Having left the airport region, we stayed in downtown Yekaterinburg and celebrated my 40th before doing too many tourist activities. Julia and Molly decorated the hotel room, the hotel brought me up cake (with candle), fancy tea and a small gift, and then we went out for a few drinks and dinner.
Fresh from celebrating but feeling no older, the next day we headed off to tour town before heading to the Urals. The Romanov’s (Russia’s last monarchs) were executed in Yekaterinburg quite close to where we were staying. The family and their servants were shot in a basement of a building since destroyed, however on the spot there is now memorial crosses and an incredible church, covered in gilded domes. I am sure we will see more in Moscow and St Petersburg but for me there need not be more – the Church of the Blood is incredibly impressive.

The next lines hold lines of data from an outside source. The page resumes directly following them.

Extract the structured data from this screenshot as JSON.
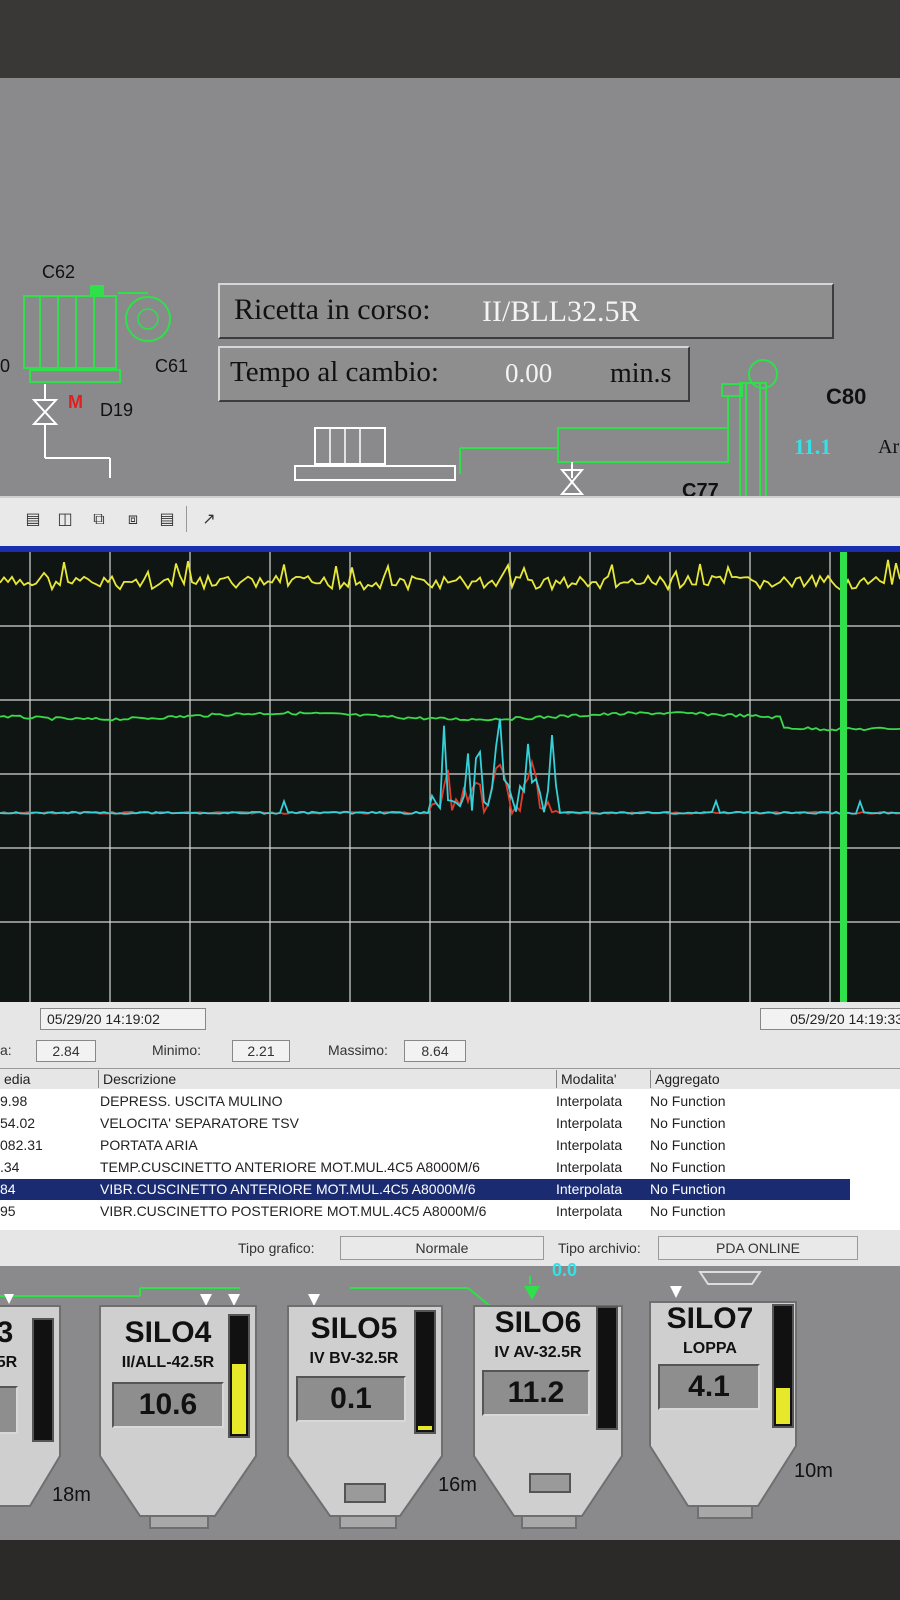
{
  "scada": {
    "labels": {
      "c62": "C62",
      "c61": "C61",
      "d19": "D19",
      "m": "M",
      "c80": "C80",
      "c77": "C77",
      "left_fragment": "0",
      "right_fragment": "Ar",
      "value_cyan": "11.1"
    },
    "recipe_label": "Ricetta in corso:",
    "recipe_value": "II/BLL32.5R",
    "change_label": "Tempo al cambio:",
    "change_value": "0.00",
    "change_unit": "min.s"
  },
  "toolbar": {
    "icons": [
      "grid-icon",
      "table-icon",
      "stack-icon",
      "export-icon",
      "copy-icon",
      "pen-icon"
    ]
  },
  "chart_data": {
    "type": "line",
    "grid": true,
    "series": [
      {
        "color": "#e8e83a",
        "level": 0.08,
        "noise": "high"
      },
      {
        "color": "#3ad94a",
        "level": 0.37,
        "noise": "low"
      },
      {
        "color": "#e03a2a",
        "level": 0.58,
        "noise": "burst"
      },
      {
        "color": "#35d0d8",
        "level": 0.58,
        "noise": "burst"
      }
    ],
    "cursor_color": "#2fe04a"
  },
  "timestamps": {
    "start": "05/29/20 14:19:02",
    "end": "05/29/20 14:19:33"
  },
  "stats": {
    "media_label": "a:",
    "media_value": "2.84",
    "min_label": "Minimo:",
    "min_value": "2.21",
    "max_label": "Massimo:",
    "max_value": "8.64"
  },
  "table": {
    "headers": [
      "edia",
      "Descrizione",
      "Modalita'",
      "Aggregato"
    ],
    "rows": [
      {
        "media": "9.98",
        "desc": "DEPRESS. USCITA MULINO",
        "mode": "Interpolata",
        "agg": "No Function",
        "selected": false
      },
      {
        "media": "54.02",
        "desc": "VELOCITA' SEPARATORE TSV",
        "mode": "Interpolata",
        "agg": "No Function",
        "selected": false
      },
      {
        "media": "082.31",
        "desc": "PORTATA ARIA",
        "mode": "Interpolata",
        "agg": "No Function",
        "selected": false
      },
      {
        "media": ".34",
        "desc": "TEMP.CUSCINETTO ANTERIORE MOT.MUL.4C5 A8000M/6",
        "mode": "Interpolata",
        "agg": "No Function",
        "selected": false
      },
      {
        "media": "84",
        "desc": "VIBR.CUSCINETTO ANTERIORE MOT.MUL.4C5 A8000M/6",
        "mode": "Interpolata",
        "agg": "No Function",
        "selected": true
      },
      {
        "media": "95",
        "desc": "VIBR.CUSCINETTO POSTERIORE MOT.MUL.4C5 A8000M/6",
        "mode": "Interpolata",
        "agg": "No Function",
        "selected": false
      }
    ]
  },
  "tipo": {
    "grafico_label": "Tipo grafico:",
    "grafico_value": "Normale",
    "archivio_label": "Tipo archivio:",
    "archivio_value": "PDA ONLINE"
  },
  "silos": [
    {
      "name": "3",
      "sub": "5R",
      "value": "",
      "level": 0.0
    },
    {
      "name": "SILO4",
      "sub": "II/ALL-42.5R",
      "value": "10.6",
      "level": 0.58
    },
    {
      "name": "SILO5",
      "sub": "IV BV-32.5R",
      "value": "0.1",
      "level": 0.03
    },
    {
      "name": "SILO6",
      "sub": "IV AV-32.5R",
      "value": "11.2",
      "level": 0.0
    },
    {
      "name": "SILO7",
      "sub": "LOPPA",
      "value": "4.1",
      "level": 0.3
    }
  ],
  "distances": [
    "18m",
    "16m",
    "10m"
  ],
  "silo6_top": "0.0"
}
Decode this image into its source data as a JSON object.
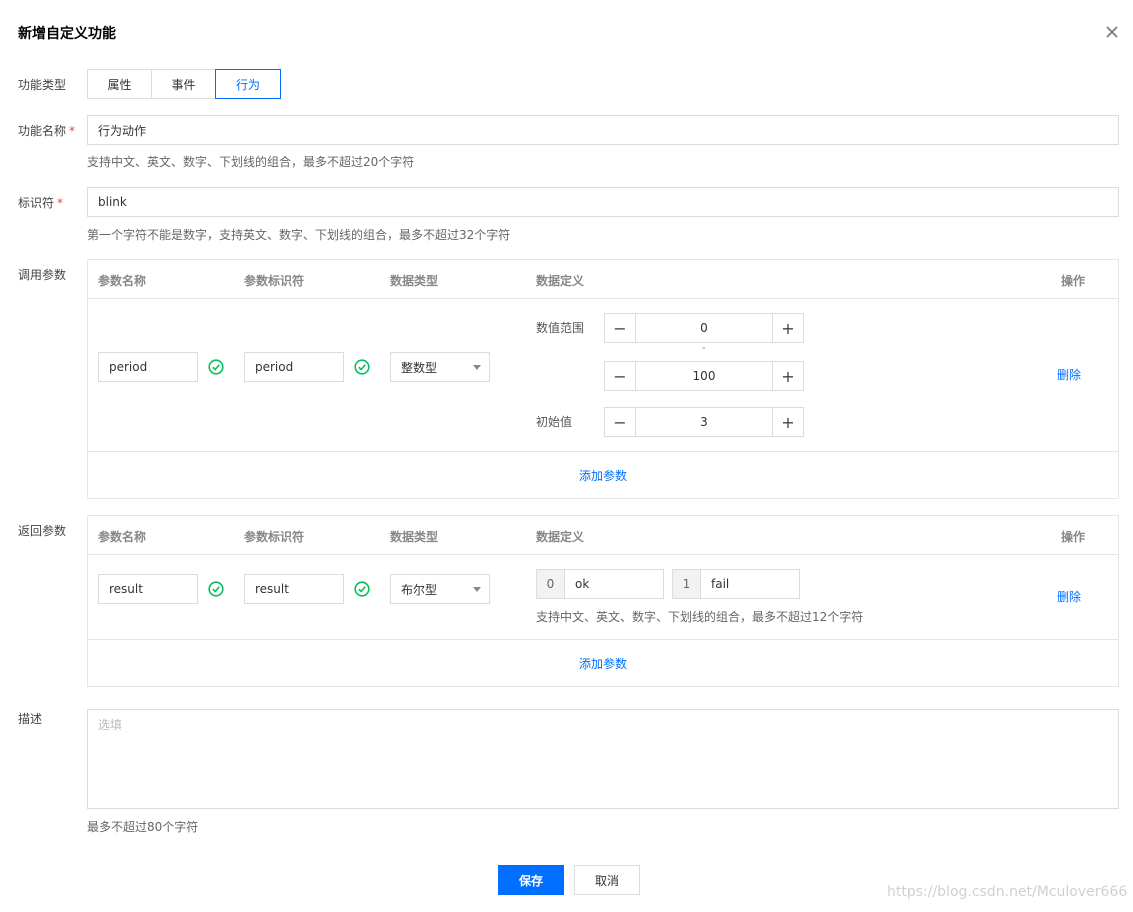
{
  "dialog": {
    "title": "新增自定义功能"
  },
  "form": {
    "type_label": "功能类型",
    "type_options": [
      "属性",
      "事件",
      "行为"
    ],
    "name_label": "功能名称",
    "name_value": "行为动作",
    "name_hint": "支持中文、英文、数字、下划线的组合，最多不超过20个字符",
    "id_label": "标识符",
    "id_value": "blink",
    "id_hint": "第一个字符不能是数字，支持英文、数字、下划线的组合，最多不超过32个字符",
    "required_mark": "*"
  },
  "table_headers": {
    "name": "参数名称",
    "identifier": "参数标识符",
    "type": "数据类型",
    "definition": "数据定义",
    "action": "操作"
  },
  "call_params": {
    "label": "调用参数",
    "row": {
      "name": "period",
      "identifier": "period",
      "type": "整数型",
      "range_label": "数值范围",
      "min": "0",
      "range_sep": "-",
      "max": "100",
      "init_label": "初始值",
      "init": "3",
      "delete": "删除"
    },
    "add": "添加参数"
  },
  "return_params": {
    "label": "返回参数",
    "row": {
      "name": "result",
      "identifier": "result",
      "type": "布尔型",
      "false_key": "0",
      "false_val": "ok",
      "true_key": "1",
      "true_val": "fail",
      "hint": "支持中文、英文、数字、下划线的组合，最多不超过12个字符",
      "delete": "删除"
    },
    "add": "添加参数"
  },
  "desc": {
    "label": "描述",
    "placeholder": "选填",
    "hint": "最多不超过80个字符"
  },
  "footer": {
    "save": "保存",
    "cancel": "取消"
  },
  "stepper_symbols": {
    "minus": "−",
    "plus": "+"
  },
  "watermark": "https://blog.csdn.net/Mculover666",
  "colors": {
    "primary": "#006eff",
    "success": "#0abf5b",
    "required": "#e54545"
  }
}
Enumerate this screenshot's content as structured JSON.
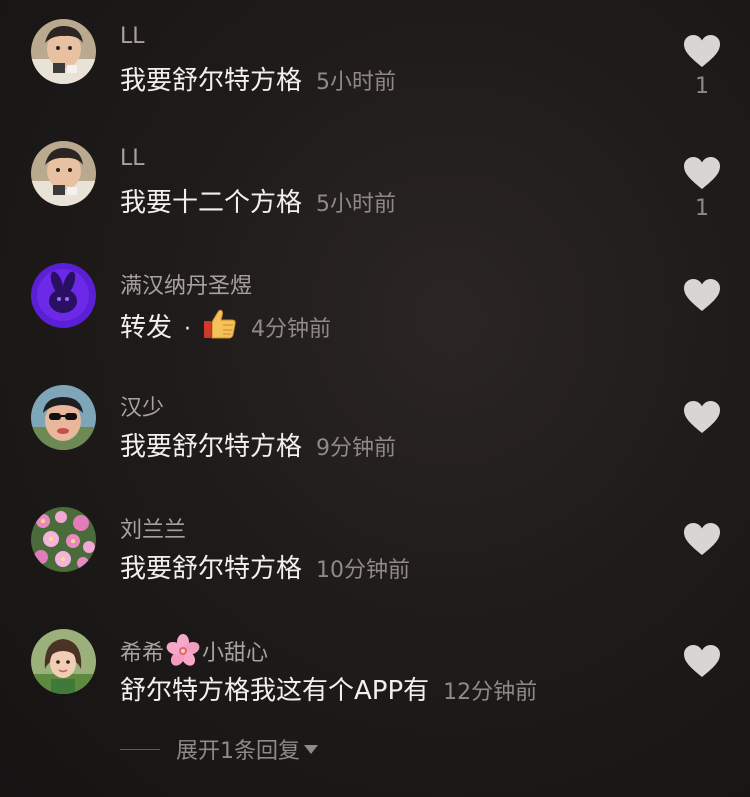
{
  "colors": {
    "background": "#1f1b1b",
    "username": "#a7a29f",
    "content": "#f2f0ee",
    "time": "#8f8a87",
    "heart": "#d8d6d4"
  },
  "comments": [
    {
      "username": "LL",
      "content": "我要舒尔特方格",
      "time": "5小时前",
      "like_count": "1",
      "avatar_icon": "child-avatar"
    },
    {
      "username": "LL",
      "content": "我要十二个方格",
      "time": "5小时前",
      "like_count": "1",
      "avatar_icon": "child-avatar"
    },
    {
      "username": "满汉纳丹圣煜",
      "content": "转发",
      "separator": "·",
      "emoji_icon": "thumbs-up-icon",
      "time": "4分钟前",
      "like_count": "",
      "avatar_icon": "purple-bunny-avatar"
    },
    {
      "username": "汉少",
      "content": "我要舒尔特方格",
      "time": "9分钟前",
      "like_count": "",
      "avatar_icon": "sunglasses-man-avatar"
    },
    {
      "username": "刘兰兰",
      "content": "我要舒尔特方格",
      "time": "10分钟前",
      "like_count": "",
      "avatar_icon": "pink-flowers-avatar"
    },
    {
      "username_part1": "希希",
      "username_emoji": "cherry-blossom-icon",
      "username_part2": "小甜心",
      "content": "舒尔特方格我这有个APP有",
      "time": "12分钟前",
      "like_count": "",
      "avatar_icon": "girl-avatar"
    }
  ],
  "expand_replies": {
    "label": "展开1条回复",
    "icon": "caret-down-icon"
  }
}
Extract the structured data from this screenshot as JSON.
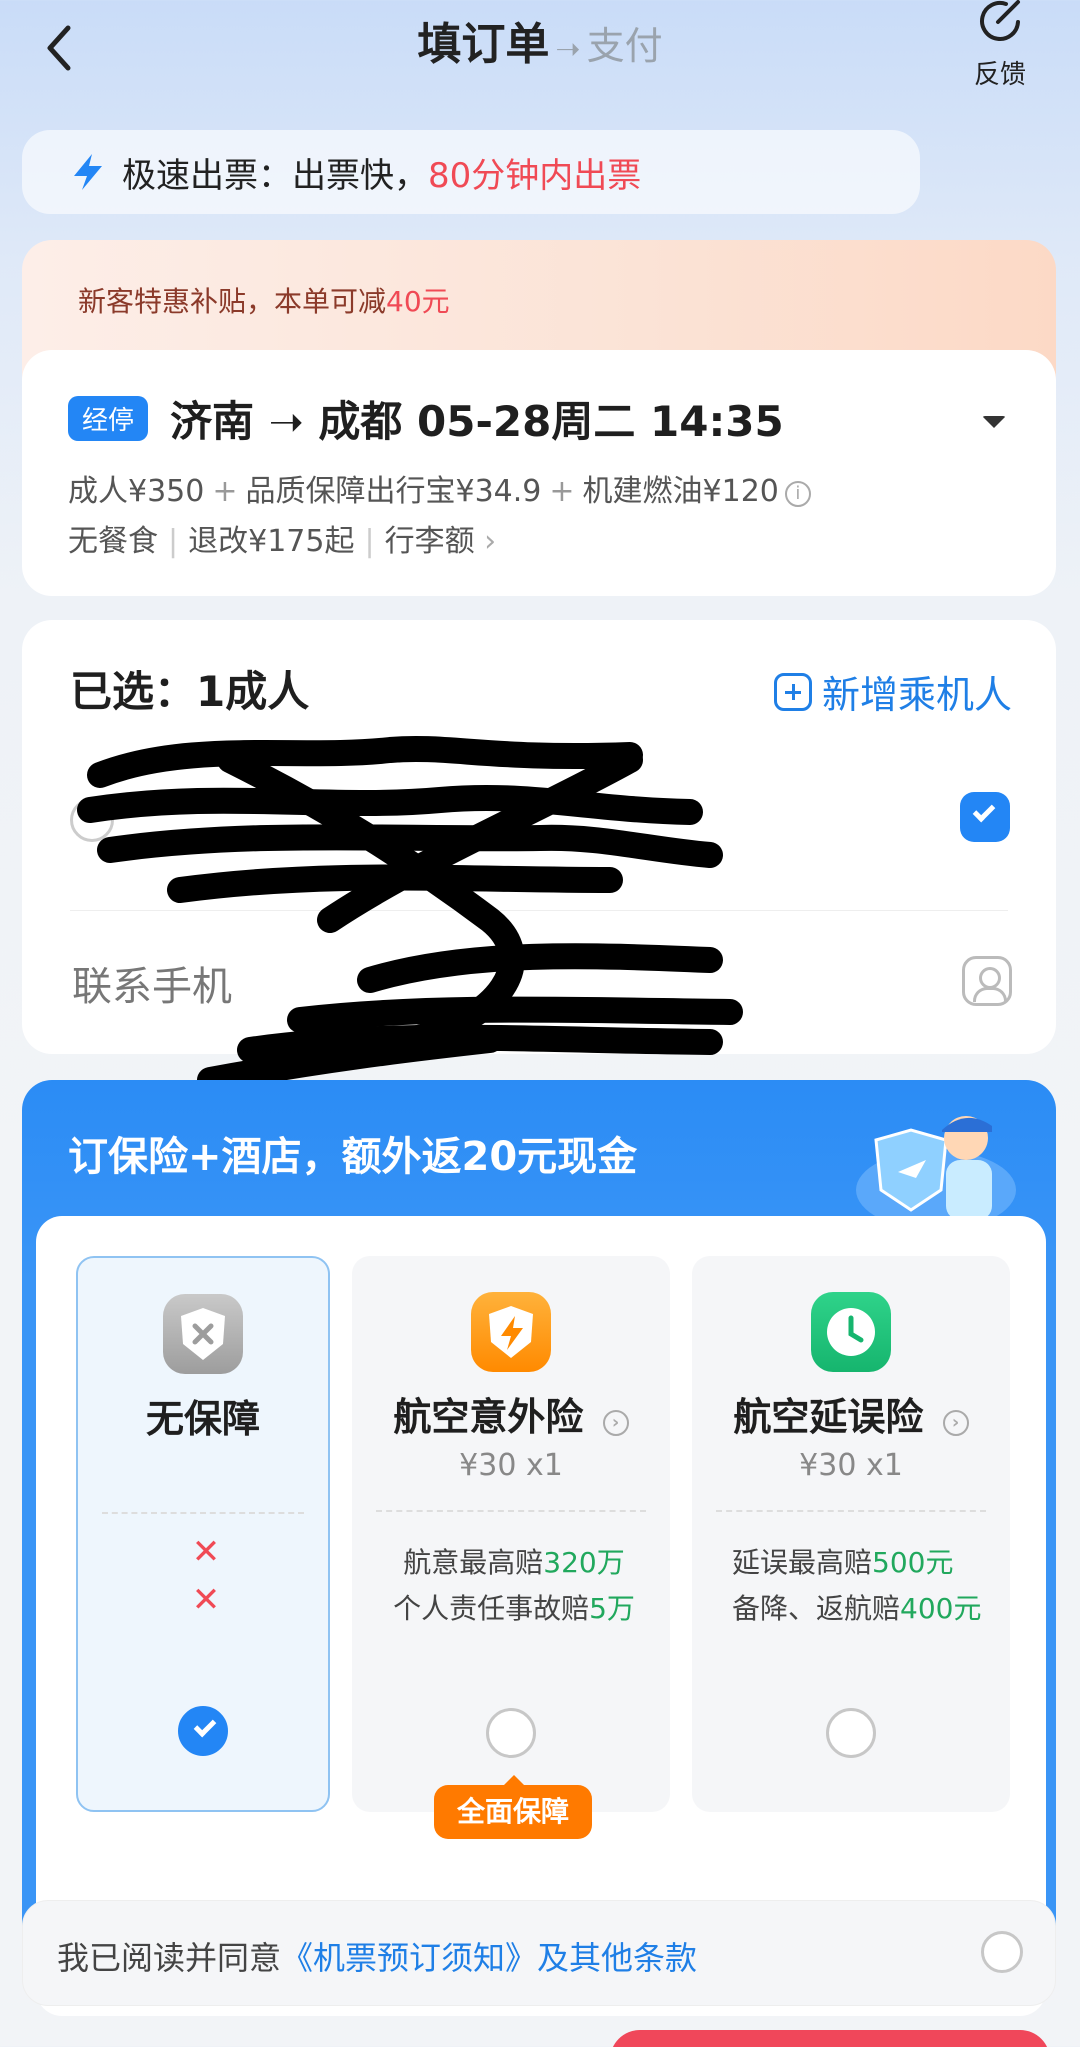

The Europe Asian border was our first experience of doing a “tour”, complete with guide. The nearest we have come on this trip was our tuk-tuk driver at Angkor Wat who doubled as an official guide – funnily enough they did have something in common – they both filled every bit of silence with information about where we were! In both cases it was to our benefit, although it really is a bit overwhelming at first.
Natalia, our guide in Yekaterinburg, had a wonderful grasp of English and was able to easily discuss wide ranging subjects. She had fairly liberal attitudes to her country and it was great to talk about everything from Russia’s history, through to European politics and policy. The border marker is a special place for wedding parties to visit - there is a lot of champagne and vodka drunk out there and all in the name of prosperity and good luck!
Overall Yekaterinburg is scenic, relaxed and compared to our last 5 months, much closer to home than distance suggests. I was even able to buy my own train tickets, although I had to use Google translation pages to write out my request. We have eaten out at pizza restaurants where the only words we can recognise are Margerita and Vino and had a great time doing it. There is less English written and spoken here yet the overall attitudes, architecture and lifestyles seem much more western than we expected.